Update NMIS node details:
Repeat your SNMP test
More on Vendor Support for SHA and AES 256
In testing the NMIS development team found that the implementation of SNMP options was not consistent.
For example on a Fortigate device, the administration GUI allowed setting SHA256 and AES256 but these would not work together. When SHA256 and AES256 Cisco were used, the system was very happy.
Many Cisco devices will support SHA256 but only AES128 (which given the entropy is reasonable "AES-128 would take about 2.61*10^12 years to crack" https://www.ubiqsecurity.com/128bit-or-256bit-encryption-which-to-use/).
At the time of writing (March 2023) net-snmp on Linux does not include support for AES256 by default (including SNAP repositories). net-snmp does support AES256, you just need to compile if yourself.
SNMPv3 Error Messages and How to Decode Them
No response from remote host during synchronization
The test-snmp.pl tool would show this:

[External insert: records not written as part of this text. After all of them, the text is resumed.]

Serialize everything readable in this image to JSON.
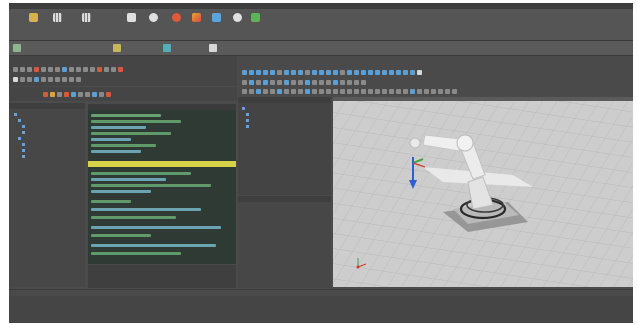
{
  "colors": {
    "app_bg": "#4b4b4b",
    "ribbon_bg": "#555555",
    "panel_bg": "#454545",
    "code_bg": "#2f3a34",
    "code_highlight": "#d7d247",
    "viewport_bg": "#c9c9c9",
    "grid_line": "#b4b4b4",
    "robot_body": "#e6e6e6",
    "axis_x": "#d23a2a",
    "axis_y": "#3da33d",
    "axis_z": "#2c5fd6"
  },
  "ribbon": {
    "buttons": [
      {
        "icon": "folder-icon"
      },
      {
        "icon": "grid-icon"
      },
      {
        "icon": "grid-icon"
      },
      {
        "icon": "table-icon"
      },
      {
        "icon": "gear-icon"
      },
      {
        "icon": "stop-icon"
      },
      {
        "icon": "paint-icon"
      },
      {
        "icon": "network-icon"
      },
      {
        "icon": "info-icon"
      },
      {
        "icon": "play-icon"
      }
    ]
  },
  "tabbar": {
    "tabs": [
      {
        "icon": "document-icon"
      },
      {
        "icon": "robot-icon"
      },
      {
        "icon": "cube-icon"
      },
      {
        "icon": "settings-icon"
      }
    ]
  },
  "viewport": {
    "content": "3d-robot-arm-scene"
  }
}
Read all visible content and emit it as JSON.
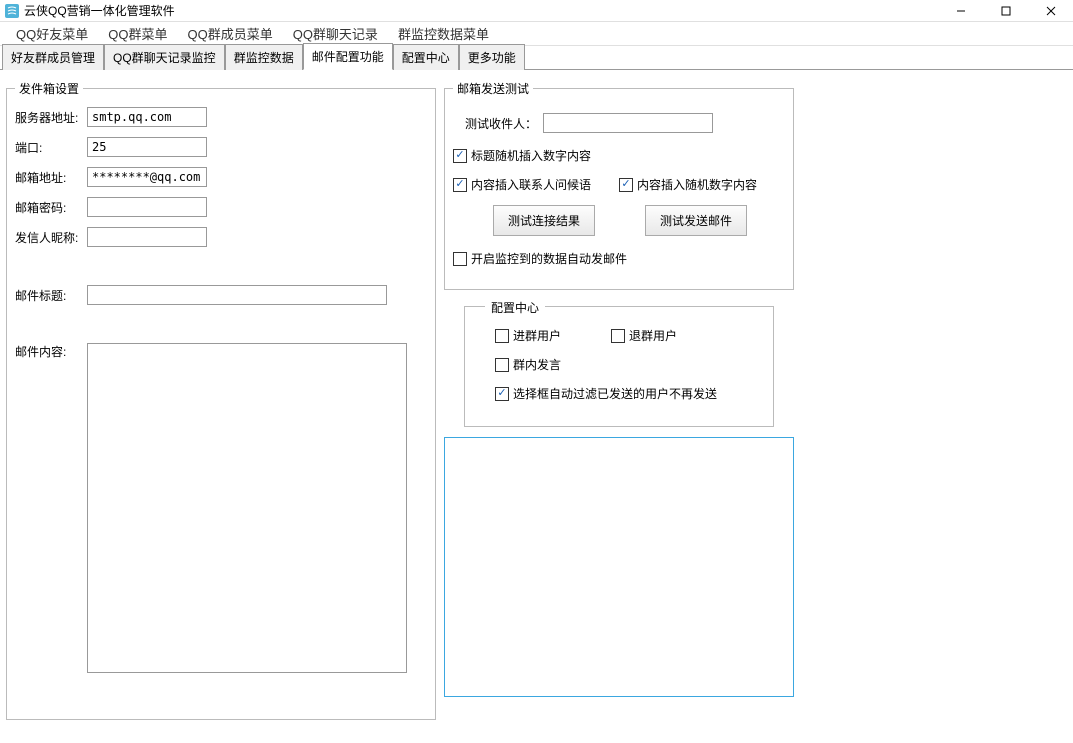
{
  "window": {
    "title": "云侠QQ营销一体化管理软件"
  },
  "menubar": {
    "items": [
      "QQ好友菜单",
      "QQ群菜单",
      "QQ群成员菜单",
      "QQ群聊天记录",
      "群监控数据菜单"
    ]
  },
  "tabs": {
    "items": [
      "好友群成员管理",
      "QQ群聊天记录监控",
      "群监控数据",
      "邮件配置功能",
      "配置中心",
      "更多功能"
    ],
    "active_index": 3
  },
  "sendbox": {
    "legend": "发件箱设置",
    "server_label": "服务器地址:",
    "server_value": "smtp.qq.com",
    "port_label": "端口:",
    "port_value": "25",
    "email_label": "邮箱地址:",
    "email_value": "********@qq.com",
    "password_label": "邮箱密码:",
    "password_value": "",
    "nickname_label": "发信人昵称:",
    "nickname_value": "",
    "subject_label": "邮件标题:",
    "subject_value": "",
    "content_label": "邮件内容:",
    "content_value": ""
  },
  "sendtest": {
    "legend": "邮箱发送测试",
    "recipient_label": "测试收件人：",
    "recipient_value": "",
    "check_random_number_title": "标题随机插入数字内容",
    "check_greeting": "内容插入联系人问候语",
    "check_random_number_content": "内容插入随机数字内容",
    "btn_test_connection": "测试连接结果",
    "btn_test_send": "测试发送邮件",
    "check_auto_send": "开启监控到的数据自动发邮件"
  },
  "config_center": {
    "legend": "配置中心",
    "check_join_group": "进群用户",
    "check_leave_group": "退群用户",
    "check_group_speak": "群内发言",
    "check_filter_sent": "选择框自动过滤已发送的用户不再发送"
  }
}
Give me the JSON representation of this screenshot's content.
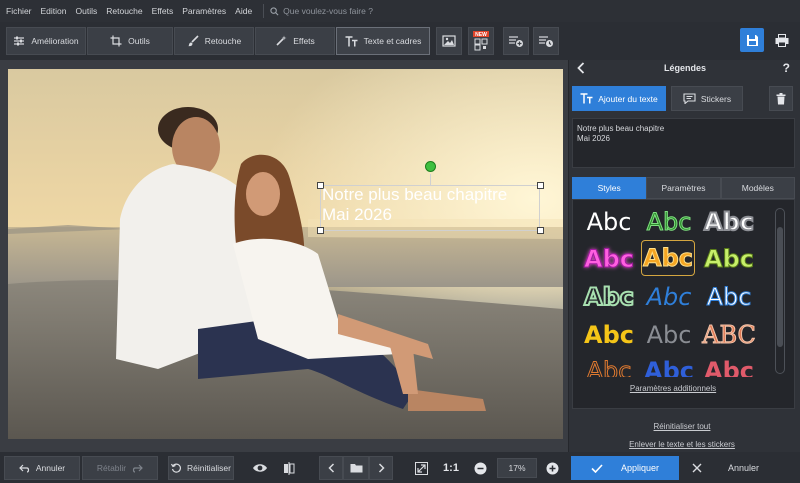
{
  "menu": {
    "items": [
      "Fichier",
      "Edition",
      "Outils",
      "Retouche",
      "Effets",
      "Paramètres",
      "Aide"
    ],
    "search_placeholder": "Que voulez-vous faire ?"
  },
  "toolbar": {
    "tabs": [
      "Amélioration",
      "Outils",
      "Retouche",
      "Effets",
      "Texte et cadres"
    ],
    "new_badge": "NEW"
  },
  "canvas": {
    "overlay_line1": "Notre plus beau chapitre",
    "overlay_line2": "Mai 2026"
  },
  "bottombar": {
    "undo": "Annuler",
    "redo": "Rétablir",
    "reset": "Réinitialiser",
    "ratio": "1:1",
    "zoom": "17%"
  },
  "panel": {
    "title": "Légendes",
    "help": "?",
    "add_text": "Ajouter du texte",
    "stickers": "Stickers",
    "text_line1": "Notre plus beau chapitre",
    "text_line2": "Mai 2026",
    "style_tabs": [
      "Styles",
      "Paramètres",
      "Modèles"
    ],
    "style_sample": "Abc",
    "style_sample_caps": "ABC",
    "more_params": "Paramètres additionnels",
    "reset_all": "Réinitialiser tout",
    "remove_all": "Enlever le texte et les stickers",
    "apply": "Appliquer",
    "cancel": "Annuler"
  },
  "colors": {
    "accent": "#2f7fd9",
    "rotate_handle": "#3fbf3f"
  }
}
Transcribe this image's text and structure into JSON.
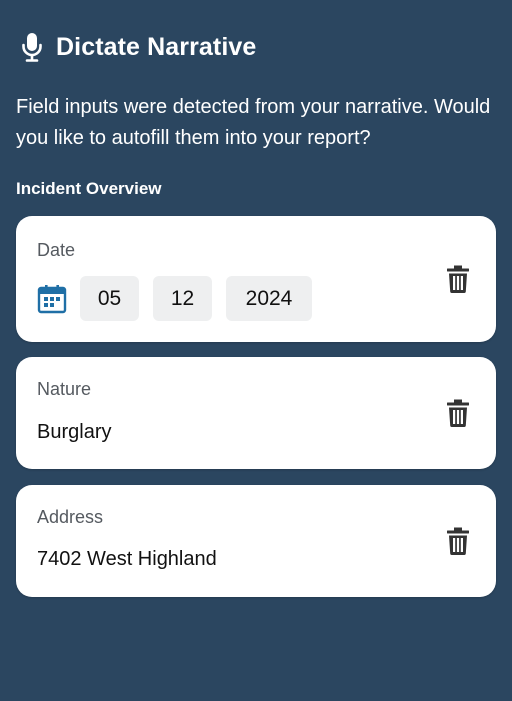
{
  "header": {
    "title": "Dictate Narrative",
    "icon": "microphone-icon"
  },
  "intro": {
    "text": "Field inputs were detected from your narrative. Would you like to autofill them into your report?"
  },
  "section": {
    "title": "Incident Overview"
  },
  "fields": {
    "date": {
      "label": "Date",
      "month": "05",
      "day": "12",
      "year": "2024"
    },
    "nature": {
      "label": "Nature",
      "value": "Burglary"
    },
    "address": {
      "label": "Address",
      "value": "7402 West Highland"
    }
  },
  "colors": {
    "background": "#2b4660",
    "card": "#ffffff",
    "calendar_accent": "#1f6fa6",
    "trash": "#333333"
  }
}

This means you have the wrong authentication protocol or password, you will need to change them and try again
No response from remote host
The test-snmp.pl tool would show this:
This means you have the wrong privilege protocol or password, you will need to change them and try again
The authProtocol is unknown during discovery
The test-snmp.pl tool would show this:
This means the remote SNMP agent in the end device (node) does not know what this authentication protocol is.
Confirmed working combinations
The below is a list of confirmed working SNMPv3 combinations across a variety of different vendor and operating systems.
This is by no means a comprehensive list of the products we support.
|Vendor / Operating System||SHA||AES||NMIS Considerations|
|Cisco IOS||SHA1||AES256||aes256c needs to be configured as the entry.configuration.privprotocol value in NMIS|
|SHA1||AES192||aes192c needs to be configured as the entry.configuration.privprotocol value in NMIS|
|SHA224||AES256 Cisco||sha224 needs to be configured as the entry.configuration.authprotocol value in NMIS AND aes256c needs to be configured as the entry.configuration.privprotocol value in NMIS|
|SHA256||AES256 Cisco||sha256 needs to be configured as the entry.configuration.authprotocol value in NMIS AND aes256c needs to be configured as the entry.configuration.privprotocol value in NMIS|
|SHA384||AES256 Cisco||sha384 needs to be configured as the entry.configuration.authprotocol value in NMIS AND aes256c needs to be configured as the entry.configuration.privprotocol value in NMIS|
|SHA512||AES256 Cisco||sha512 needs to be configured as the entry.configuration.authprotocol value in NMIS AND aes256c needs to be configured as the entry.configuration.privprotocol value in NMIS|
|SHA224||AES192||aes192c needs to be configured as the entry.configuration.privprotocol value in NMIS|
|SHA256||AES192||aes192c needs to be configured as the entry.configuration.privprotocol value in NMIS|
|SHA256||AES256||aes256c needs to be configured as the entry.configuration.privprotocol value in NMIS|
|SHA384||AES192||aes192c needs to be configured as the entry.configuration.privprotocol value in NMIS|
|SHA384||AES256||aes256c needs to be configured as the entry.configuration.privprotocol value in NMIS|
You may notice that when configuring SNMPv3 on a (for example) Cisco IOS device that there is not an explicit AES192C/AES256C in the command, rather it is needed to be defined as AES 192 and/or AES 256.
When configuring the device for NMIS, you will need to explicitly tell it to use AES192C/AES256C using node_admin.pl (example covered previously).